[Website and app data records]
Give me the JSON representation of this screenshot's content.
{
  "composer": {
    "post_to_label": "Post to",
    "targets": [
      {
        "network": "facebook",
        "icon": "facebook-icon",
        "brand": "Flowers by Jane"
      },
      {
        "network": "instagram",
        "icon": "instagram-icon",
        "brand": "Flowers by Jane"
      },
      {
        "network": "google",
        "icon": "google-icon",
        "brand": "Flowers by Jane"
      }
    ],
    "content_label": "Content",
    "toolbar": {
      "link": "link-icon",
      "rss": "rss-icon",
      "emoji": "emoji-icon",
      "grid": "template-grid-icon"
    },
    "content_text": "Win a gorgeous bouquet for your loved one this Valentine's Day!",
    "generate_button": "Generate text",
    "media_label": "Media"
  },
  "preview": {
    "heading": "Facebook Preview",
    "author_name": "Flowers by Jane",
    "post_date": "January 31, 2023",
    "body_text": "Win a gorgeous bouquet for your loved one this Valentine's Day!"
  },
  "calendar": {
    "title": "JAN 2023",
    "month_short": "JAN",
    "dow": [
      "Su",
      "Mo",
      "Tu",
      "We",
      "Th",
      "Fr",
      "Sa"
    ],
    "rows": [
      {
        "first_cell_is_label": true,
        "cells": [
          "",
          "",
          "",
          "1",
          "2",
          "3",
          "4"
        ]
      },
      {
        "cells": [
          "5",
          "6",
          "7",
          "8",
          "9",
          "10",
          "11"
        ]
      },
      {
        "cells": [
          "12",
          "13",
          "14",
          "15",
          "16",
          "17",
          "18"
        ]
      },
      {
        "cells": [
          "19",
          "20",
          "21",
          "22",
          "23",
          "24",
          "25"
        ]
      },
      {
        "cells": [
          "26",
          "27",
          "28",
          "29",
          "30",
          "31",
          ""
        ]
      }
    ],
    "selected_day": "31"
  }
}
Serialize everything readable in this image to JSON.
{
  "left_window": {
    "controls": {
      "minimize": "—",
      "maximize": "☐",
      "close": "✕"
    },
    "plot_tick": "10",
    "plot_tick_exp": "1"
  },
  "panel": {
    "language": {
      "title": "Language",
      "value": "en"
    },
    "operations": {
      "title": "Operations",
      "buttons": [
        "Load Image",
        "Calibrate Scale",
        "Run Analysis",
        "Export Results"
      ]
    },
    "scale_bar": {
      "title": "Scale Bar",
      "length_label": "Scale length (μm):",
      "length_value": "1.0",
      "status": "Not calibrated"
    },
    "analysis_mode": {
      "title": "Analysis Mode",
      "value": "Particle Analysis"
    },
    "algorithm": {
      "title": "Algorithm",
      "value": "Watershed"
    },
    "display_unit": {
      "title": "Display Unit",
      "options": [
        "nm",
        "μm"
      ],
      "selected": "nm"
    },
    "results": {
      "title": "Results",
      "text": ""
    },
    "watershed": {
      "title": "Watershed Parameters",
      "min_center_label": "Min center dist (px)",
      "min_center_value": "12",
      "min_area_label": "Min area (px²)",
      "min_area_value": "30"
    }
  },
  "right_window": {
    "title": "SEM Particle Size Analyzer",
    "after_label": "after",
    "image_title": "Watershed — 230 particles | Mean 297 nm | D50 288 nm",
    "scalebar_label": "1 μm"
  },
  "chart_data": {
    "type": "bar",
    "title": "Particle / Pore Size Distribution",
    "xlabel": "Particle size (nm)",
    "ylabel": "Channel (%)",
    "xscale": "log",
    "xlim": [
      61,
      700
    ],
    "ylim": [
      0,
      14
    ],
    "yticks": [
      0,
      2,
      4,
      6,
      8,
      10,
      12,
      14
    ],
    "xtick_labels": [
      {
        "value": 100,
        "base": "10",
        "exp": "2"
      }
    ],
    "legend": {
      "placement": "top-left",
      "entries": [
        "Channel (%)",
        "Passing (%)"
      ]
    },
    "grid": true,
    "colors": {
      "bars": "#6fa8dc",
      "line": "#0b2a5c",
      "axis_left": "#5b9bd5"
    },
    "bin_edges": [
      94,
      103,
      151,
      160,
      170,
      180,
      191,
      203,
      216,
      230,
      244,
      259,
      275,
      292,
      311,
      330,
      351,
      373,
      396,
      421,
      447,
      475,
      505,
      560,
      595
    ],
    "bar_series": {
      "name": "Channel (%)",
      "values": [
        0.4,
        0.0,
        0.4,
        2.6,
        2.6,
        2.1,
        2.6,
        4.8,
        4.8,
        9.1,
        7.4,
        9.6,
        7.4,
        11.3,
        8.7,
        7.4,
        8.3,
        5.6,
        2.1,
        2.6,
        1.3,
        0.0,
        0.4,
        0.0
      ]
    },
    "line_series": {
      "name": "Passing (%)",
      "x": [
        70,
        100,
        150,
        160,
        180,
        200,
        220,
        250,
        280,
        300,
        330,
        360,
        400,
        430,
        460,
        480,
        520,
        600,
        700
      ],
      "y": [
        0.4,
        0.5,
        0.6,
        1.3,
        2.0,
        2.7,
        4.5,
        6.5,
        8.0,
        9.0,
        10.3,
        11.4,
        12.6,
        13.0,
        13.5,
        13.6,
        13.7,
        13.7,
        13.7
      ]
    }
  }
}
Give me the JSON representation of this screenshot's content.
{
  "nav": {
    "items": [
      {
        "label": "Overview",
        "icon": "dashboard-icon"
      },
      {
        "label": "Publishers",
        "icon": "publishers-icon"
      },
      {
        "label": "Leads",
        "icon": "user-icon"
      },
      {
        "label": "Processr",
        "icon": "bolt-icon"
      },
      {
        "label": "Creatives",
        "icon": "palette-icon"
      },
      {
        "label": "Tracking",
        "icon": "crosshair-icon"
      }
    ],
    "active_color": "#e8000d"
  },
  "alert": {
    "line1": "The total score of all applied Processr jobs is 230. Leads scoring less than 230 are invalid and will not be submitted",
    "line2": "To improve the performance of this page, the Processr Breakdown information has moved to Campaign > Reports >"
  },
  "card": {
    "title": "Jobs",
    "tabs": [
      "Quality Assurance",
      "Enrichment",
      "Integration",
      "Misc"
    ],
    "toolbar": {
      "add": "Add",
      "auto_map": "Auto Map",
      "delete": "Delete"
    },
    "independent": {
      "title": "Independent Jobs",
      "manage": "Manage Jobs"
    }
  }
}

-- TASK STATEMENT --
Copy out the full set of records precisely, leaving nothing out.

-- WRITTEN SOLUTION --
Give me the JSON representation of this screenshot's content.
{
  "composer": {
    "post_to_label": "Post to",
    "targets": [
      {
        "network": "facebook",
        "icon": "facebook-icon",
        "brand": "Flowers by Jane"
      },
      {
        "network": "instagram",
        "icon": "instagram-icon",
        "brand": "Flowers by Jane"
      },
      {
        "network": "google",
        "icon": "google-icon",
        "brand": "Flowers by Jane"
      }
    ],
    "content_label": "Content",
    "toolbar": {
      "link": "link-icon",
      "rss": "rss-icon",
      "emoji": "emoji-icon",
      "grid": "template-grid-icon"
    },
    "content_text": "Win a gorgeous bouquet for your loved one this Valentine's Day!",
    "generate_button": "Generate text",
    "media_label": "Media"
  },
  "preview": {
    "heading": "Facebook Preview",
    "author_name": "Flowers by Jane",
    "post_date": "January 31, 2023",
    "body_text": "Win a gorgeous bouquet for your loved one this Valentine's Day!"
  },
  "calendar": {
    "title": "JAN 2023",
    "month_short": "JAN",
    "dow": [
      "Su",
      "Mo",
      "Tu",
      "We",
      "Th",
      "Fr",
      "Sa"
    ],
    "rows": [
      {
        "first_cell_is_label": true,
        "cells": [
          "",
          "",
          "",
          "1",
          "2",
          "3",
          "4"
        ]
      },
      {
        "cells": [
          "5",
          "6",
          "7",
          "8",
          "9",
          "10",
          "11"
        ]
      },
      {
        "cells": [
          "12",
          "13",
          "14",
          "15",
          "16",
          "17",
          "18"
        ]
      },
      {
        "cells": [
          "19",
          "20",
          "21",
          "22",
          "23",
          "24",
          "25"
        ]
      },
      {
        "cells": [
          "26",
          "27",
          "28",
          "29",
          "30",
          "31",
          ""
        ]
      }
    ],
    "selected_day": "31"
  }
}
Serialize everything readable in this image to JSON.
{
  "left_window": {
    "controls": {
      "minimize": "—",
      "maximize": "☐",
      "close": "✕"
    },
    "plot_tick": "10",
    "plot_tick_exp": "1"
  },
  "panel": {
    "language": {
      "title": "Language",
      "value": "en"
    },
    "operations": {
      "title": "Operations",
      "buttons": [
        "Load Image",
        "Calibrate Scale",
        "Run Analysis",
        "Export Results"
      ]
    },
    "scale_bar": {
      "title": "Scale Bar",
      "length_label": "Scale length (μm):",
      "length_value": "1.0",
      "status": "Not calibrated"
    },
    "analysis_mode": {
      "title": "Analysis Mode",
      "value": "Particle Analysis"
    },
    "algorithm": {
      "title": "Algorithm",
      "value": "Watershed"
    },
    "display_unit": {
      "title": "Display Unit",
      "options": [
        "nm",
        "μm"
      ],
      "selected": "nm"
    },
    "results": {
      "title": "Results",
      "text": ""
    },
    "watershed": {
      "title": "Watershed Parameters",
      "min_center_label": "Min center dist (px)",
      "min_center_value": "12",
      "min_area_label": "Min area (px²)",
      "min_area_value": "30"
    }
  },
  "right_window": {
    "title": "SEM Particle Size Analyzer",
    "after_label": "after",
    "image_title": "Watershed — 230 particles | Mean 297 nm | D50 288 nm",
    "scalebar_label": "1 μm"
  },
  "chart_data": {
    "type": "bar",
    "title": "Particle / Pore Size Distribution",
    "xlabel": "Particle size (nm)",
    "ylabel": "Channel (%)",
    "xscale": "log",
    "xlim": [
      61,
      700
    ],
    "ylim": [
      0,
      14
    ],
    "yticks": [
      0,
      2,
      4,
      6,
      8,
      10,
      12,
      14
    ],
    "xtick_labels": [
      {
        "value": 100,
        "base": "10",
        "exp": "2"
      }
    ],
    "legend": {
      "placement": "top-left",
      "entries": [
        "Channel (%)",
        "Passing (%)"
      ]
    },
    "grid": true,
    "colors": {
      "bars": "#6fa8dc",
      "line": "#0b2a5c",
      "axis_left": "#5b9bd5"
    },
    "bin_edges": [
      94,
      103,
      151,
      160,
      170,
      180,
      191,
      203,
      216,
      230,
      244,
      259,
      275,
      292,
      311,
      330,
      351,
      373,
      396,
      421,
      447,
      475,
      505,
      560,
      595
    ],
    "bar_series": {
      "name": "Channel (%)",
      "values": [
        0.4,
        0.0,
        0.4,
        2.6,
        2.6,
        2.1,
        2.6,
        4.8,
        4.8,
        9.1,
        7.4,
        9.6,
        7.4,
        11.3,
        8.7,
        7.4,
        8.3,
        5.6,
        2.1,
        2.6,
        1.3,
        0.0,
        0.4,
        0.0
      ]
    },
    "line_series": {
      "name": "Passing (%)",
      "x": [
        70,
        100,
        150,
        160,
        180,
        200,
        220,
        250,
        280,
        300,
        330,
        360,
        400,
        430,
        460,
        480,
        520,
        600,
        700
      ],
      "y": [
        0.4,
        0.5,
        0.6,
        1.3,
        2.0,
        2.7,
        4.5,
        6.5,
        8.0,
        9.0,
        10.3,
        11.4,
        12.6,
        13.0,
        13.5,
        13.6,
        13.7,
        13.7,
        13.7
      ]
    }
  }
}
Give me the JSON representation of this screenshot's content.
{
  "nav": {
    "items": [
      {
        "label": "Overview",
        "icon": "dashboard-icon"
      },
      {
        "label": "Publishers",
        "icon": "publishers-icon"
      },
      {
        "label": "Leads",
        "icon": "user-icon"
      },
      {
        "label": "Processr",
        "icon": "bolt-icon"
      },
      {
        "label": "Creatives",
        "icon": "palette-icon"
      },
      {
        "label": "Tracking",
        "icon": "crosshair-icon"
      }
    ],
    "active_color": "#e8000d"
  },
  "alert": {
    "line1": "The total score of all applied Processr jobs is 230. Leads scoring less than 230 are invalid and will not be submitted",
    "line2": "To improve the performance of this page, the Processr Breakdown information has moved to Campaign > Reports >"
  },
  "card": {
    "title": "Jobs",
    "tabs": [
      "Quality Assurance",
      "Enrichment",
      "Integration",
      "Misc"
    ],
    "toolbar": {
      "add": "Add",
      "auto_map": "Auto Map",
      "delete": "Delete"
    },
    "independent": {
      "title": "Independent Jobs",
      "manage": "Manage Jobs"
    }
  }
}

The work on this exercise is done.